**Prompt**
Print every record exactly as it appears. Leave the pictures out.

**Provided records**
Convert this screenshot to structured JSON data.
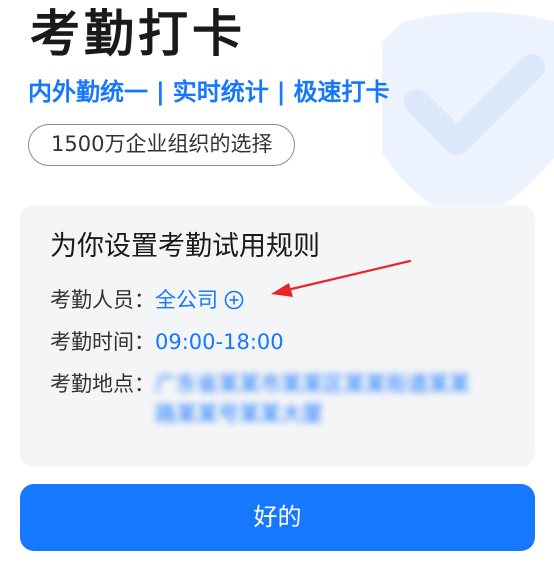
{
  "header": {
    "title": "考勤打卡",
    "subtitle_items": [
      "内外勤统一",
      "实时统计",
      "极速打卡"
    ],
    "separator": "|",
    "badge": "1500万企业组织的选择"
  },
  "card": {
    "title": "为你设置考勤试用规则",
    "staff_label": "考勤人员：",
    "staff_value": "全公司",
    "time_label": "考勤时间：",
    "time_value": "09:00-18:00",
    "place_label": "考勤地点：",
    "place_value": "广东省某某市某某区某某街道某某路某某号某某大厦"
  },
  "button": {
    "label": "好的"
  },
  "icons": {
    "watermark": "check-shield-icon",
    "add": "plus-circle-icon",
    "annotation": "red-arrow-icon"
  },
  "colors": {
    "accent": "#1677ff",
    "annotation": "#e8262a",
    "card_bg": "#f4f5f7"
  }
}
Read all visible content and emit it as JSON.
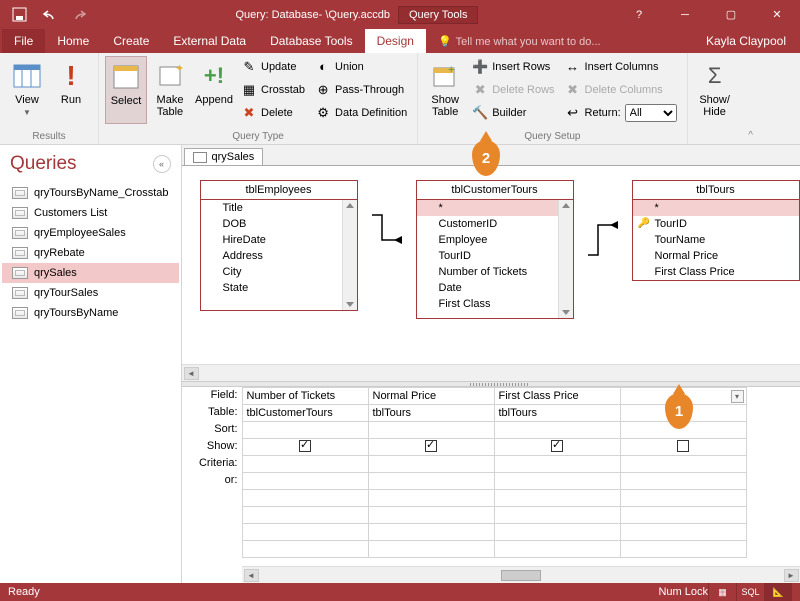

**Your solution**
Convert this screenshot to structured JSON data.
{
  "header": {
    "title": "考勤打卡",
    "subtitle_items": [
      "内外勤统一",
      "实时统计",
      "极速打卡"
    ],
    "separator": "|",
    "badge": "1500万企业组织的选择"
  },
  "card": {
    "title": "为你设置考勤试用规则",
    "staff_label": "考勤人员：",
    "staff_value": "全公司",
    "time_label": "考勤时间：",
    "time_value": "09:00-18:00",
    "place_label": "考勤地点：",
    "place_value": "广东省某某市某某区某某街道某某路某某号某某大厦"
  },
  "button": {
    "label": "好的"
  },
  "icons": {
    "watermark": "check-shield-icon",
    "add": "plus-circle-icon",
    "annotation": "red-arrow-icon"
  },
  "colors": {
    "accent": "#1677ff",
    "annotation": "#e8262a",
    "card_bg": "#f4f5f7"
  }
}
Read all visible content and emit it as JSON.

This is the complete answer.